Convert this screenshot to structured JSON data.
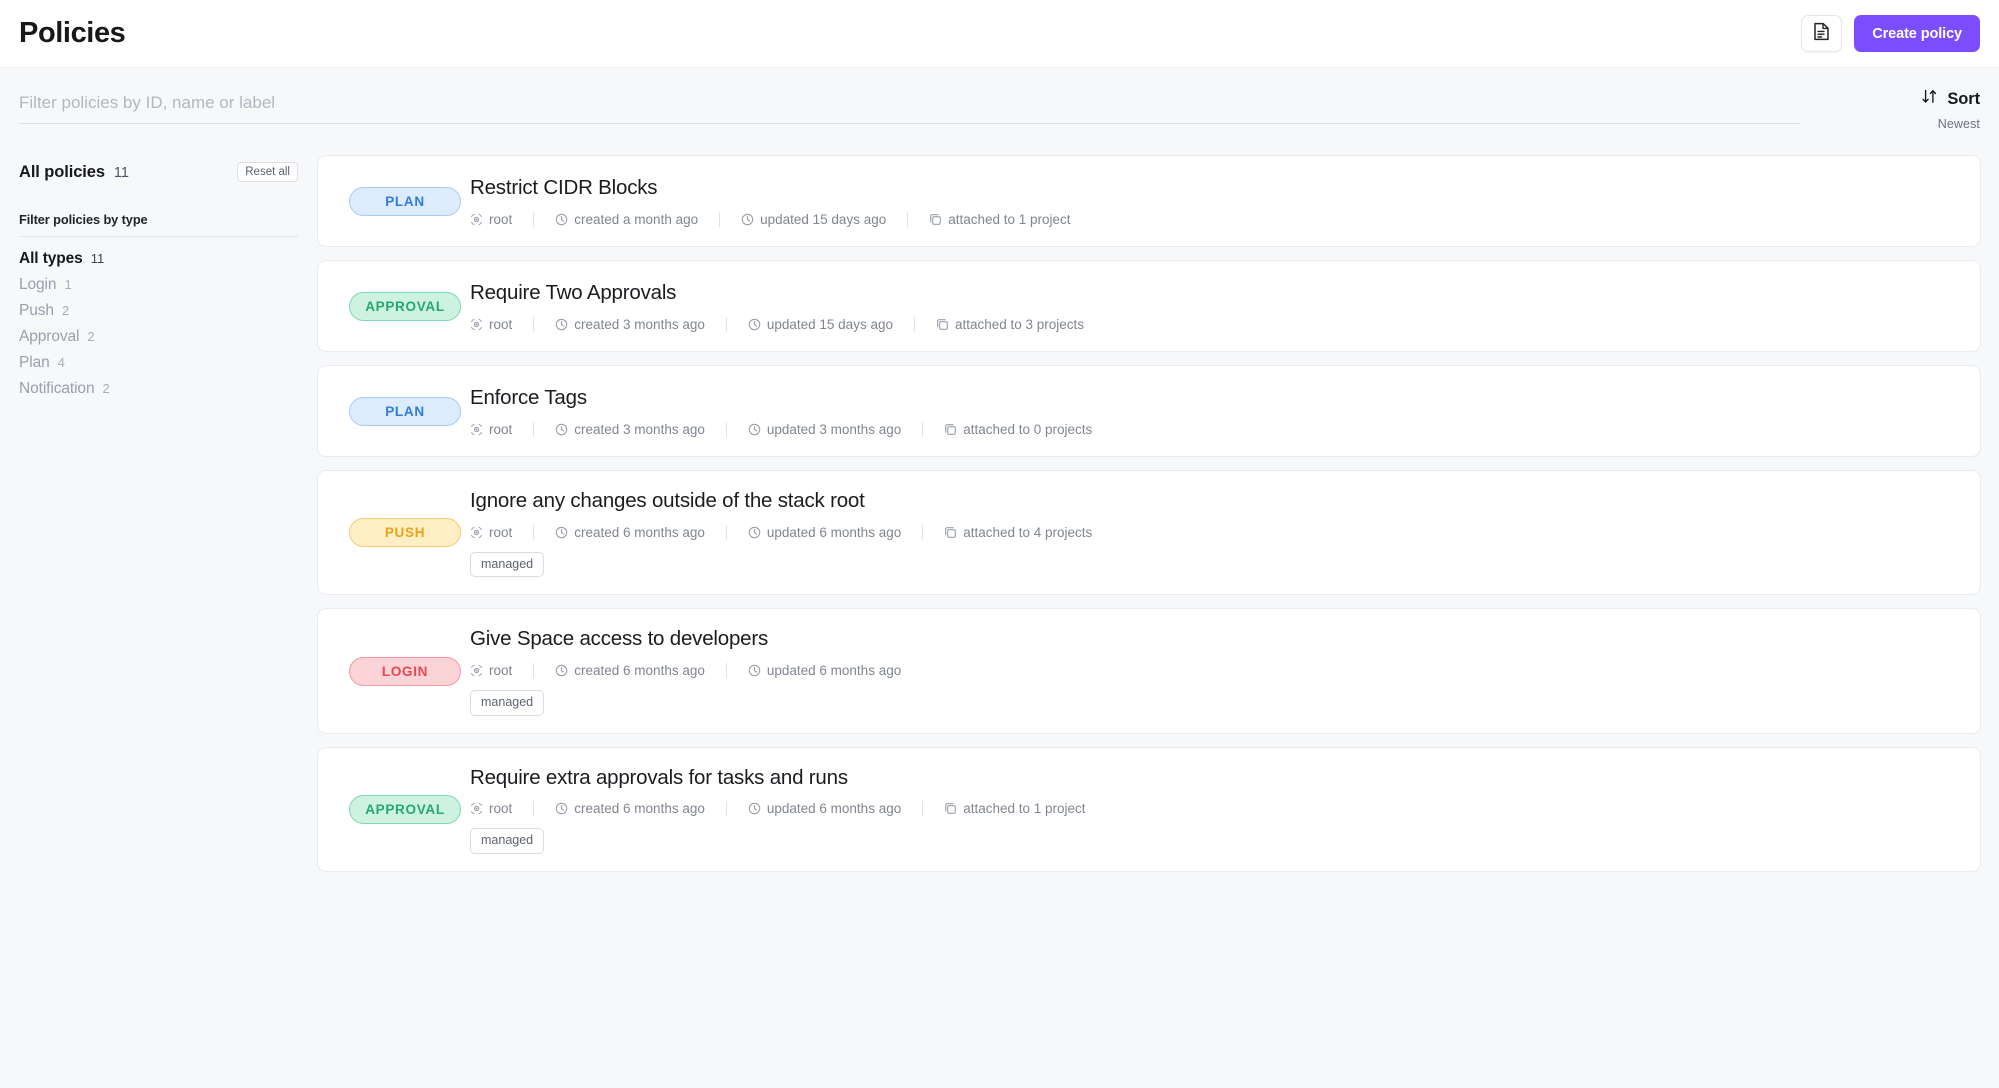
{
  "header": {
    "title": "Policies",
    "doc_icon": "document-icon",
    "create_button": "Create policy"
  },
  "search": {
    "placeholder": "Filter policies by ID, name or label",
    "value": ""
  },
  "sort": {
    "icon": "sort-arrows-icon",
    "label": "Sort",
    "value": "Newest"
  },
  "sidebar": {
    "title": "All policies",
    "count": "11",
    "reset_label": "Reset all",
    "section_label": "Filter policies by type",
    "types": [
      {
        "name": "All types",
        "count": "11",
        "active": true
      },
      {
        "name": "Login",
        "count": "1",
        "active": false
      },
      {
        "name": "Push",
        "count": "2",
        "active": false
      },
      {
        "name": "Approval",
        "count": "2",
        "active": false
      },
      {
        "name": "Plan",
        "count": "4",
        "active": false
      },
      {
        "name": "Notification",
        "count": "2",
        "active": false
      }
    ]
  },
  "policies": [
    {
      "type": "PLAN",
      "name": "Restrict CIDR Blocks",
      "space": "root",
      "created": "created a month ago",
      "updated": "updated 15 days ago",
      "attached": "attached to 1 project",
      "labels": []
    },
    {
      "type": "APPROVAL",
      "name": "Require Two Approvals",
      "space": "root",
      "created": "created 3 months ago",
      "updated": "updated 15 days ago",
      "attached": "attached to 3 projects",
      "labels": []
    },
    {
      "type": "PLAN",
      "name": "Enforce Tags",
      "space": "root",
      "created": "created 3 months ago",
      "updated": "updated 3 months ago",
      "attached": "attached to 0 projects",
      "labels": []
    },
    {
      "type": "PUSH",
      "name": "Ignore any changes outside of the stack root",
      "space": "root",
      "created": "created 6 months ago",
      "updated": "updated 6 months ago",
      "attached": "attached to 4 projects",
      "labels": [
        "managed"
      ]
    },
    {
      "type": "LOGIN",
      "name": "Give Space access to developers",
      "space": "root",
      "created": "created 6 months ago",
      "updated": "updated 6 months ago",
      "attached": null,
      "labels": [
        "managed"
      ]
    },
    {
      "type": "APPROVAL",
      "name": "Require extra approvals for tasks and runs",
      "space": "root",
      "created": "created 6 months ago",
      "updated": "updated 6 months ago",
      "attached": "attached to 1 project",
      "labels": [
        "managed"
      ]
    }
  ],
  "colors": {
    "accent": "#7c4dff",
    "page_bg": "#f7f8fa",
    "card_bg": "#ffffff",
    "plan": "#2f7be0",
    "approval": "#24a86e",
    "push": "#e8a317",
    "login": "#e8474f"
  },
  "icons": {
    "space": "space-icon",
    "created": "clock-icon",
    "updated": "clock-icon",
    "attached": "stack-copy-icon"
  }
}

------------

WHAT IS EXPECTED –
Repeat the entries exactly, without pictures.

SOLUTION FOR THIS PROBLEM –
Convert this screenshot to structured JSON data.
{
  "header": {
    "title": "Policies",
    "doc_icon": "document-icon",
    "create_button": "Create policy"
  },
  "search": {
    "placeholder": "Filter policies by ID, name or label",
    "value": ""
  },
  "sort": {
    "icon": "sort-arrows-icon",
    "label": "Sort",
    "value": "Newest"
  },
  "sidebar": {
    "title": "All policies",
    "count": "11",
    "reset_label": "Reset all",
    "section_label": "Filter policies by type",
    "types": [
      {
        "name": "All types",
        "count": "11",
        "active": true
      },
      {
        "name": "Login",
        "count": "1",
        "active": false
      },
      {
        "name": "Push",
        "count": "2",
        "active": false
      },
      {
        "name": "Approval",
        "count": "2",
        "active": false
      },
      {
        "name": "Plan",
        "count": "4",
        "active": false
      },
      {
        "name": "Notification",
        "count": "2",
        "active": false
      }
    ]
  },
  "policies": [
    {
      "type": "PLAN",
      "name": "Restrict CIDR Blocks",
      "space": "root",
      "created": "created a month ago",
      "updated": "updated 15 days ago",
      "attached": "attached to 1 project",
      "labels": []
    },
    {
      "type": "APPROVAL",
      "name": "Require Two Approvals",
      "space": "root",
      "created": "created 3 months ago",
      "updated": "updated 15 days ago",
      "attached": "attached to 3 projects",
      "labels": []
    },
    {
      "type": "PLAN",
      "name": "Enforce Tags",
      "space": "root",
      "created": "created 3 months ago",
      "updated": "updated 3 months ago",
      "attached": "attached to 0 projects",
      "labels": []
    },
    {
      "type": "PUSH",
      "name": "Ignore any changes outside of the stack root",
      "space": "root",
      "created": "created 6 months ago",
      "updated": "updated 6 months ago",
      "attached": "attached to 4 projects",
      "labels": [
        "managed"
      ]
    },
    {
      "type": "LOGIN",
      "name": "Give Space access to developers",
      "space": "root",
      "created": "created 6 months ago",
      "updated": "updated 6 months ago",
      "attached": null,
      "labels": [
        "managed"
      ]
    },
    {
      "type": "APPROVAL",
      "name": "Require extra approvals for tasks and runs",
      "space": "root",
      "created": "created 6 months ago",
      "updated": "updated 6 months ago",
      "attached": "attached to 1 project",
      "labels": [
        "managed"
      ]
    }
  ],
  "colors": {
    "accent": "#7c4dff",
    "page_bg": "#f7f8fa",
    "card_bg": "#ffffff",
    "plan": "#2f7be0",
    "approval": "#24a86e",
    "push": "#e8a317",
    "login": "#e8474f"
  },
  "icons": {
    "space": "space-icon",
    "created": "clock-icon",
    "updated": "clock-icon",
    "attached": "stack-copy-icon"
  }
}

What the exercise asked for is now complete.